REQUIRED ACTION -
Comb through the entries for "play" and pull out each line that holds it.

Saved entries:
=====

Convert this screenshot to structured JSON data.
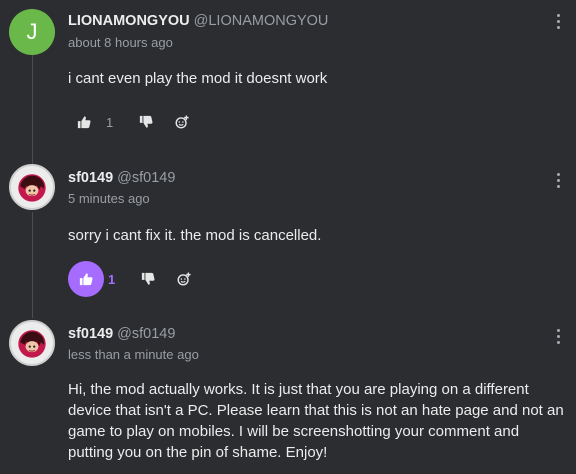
{
  "comments": [
    {
      "avatar_letter": "J",
      "author": "LIONAMONGYOU",
      "handle": "@LIONAMONGYOU",
      "time": "about 8 hours ago",
      "text": "i cant even play the mod it doesnt work",
      "likes": "1",
      "liked": false
    },
    {
      "author": "sf0149",
      "handle": "@sf0149",
      "time": "5 minutes ago",
      "text": "sorry i cant fix it. the mod is cancelled.",
      "likes": "1",
      "liked": true
    },
    {
      "author": "sf0149",
      "handle": "@sf0149",
      "time": "less than a minute ago",
      "text": "Hi, the mod actually works. It is just that you are playing on a different device that isn't a PC. Please learn that this is not an hate page and not an game to play on mobiles. I will be screenshotting your comment and putting you on the pin of shame. Enjoy!"
    }
  ],
  "icons": {
    "like": "thumbs-up-icon",
    "dislike": "thumbs-down-icon",
    "react": "add-reaction-icon",
    "more": "more-vertical-icon"
  },
  "colors": {
    "background": "#2b2d31",
    "accent": "#a66bff",
    "avatar_green": "#6bb84a"
  }
}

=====

WRITTEN RESPONSE -
      "text": "i cant even play the mod it doesnt work",
      "text": "Hi, the mod actually works. It is just that you are playing on a different device that isn't a PC. Please learn that this is not an hate page and not an game to play on mobiles. I will be screenshotting your comment and putting you on the pin of shame. Enjoy!"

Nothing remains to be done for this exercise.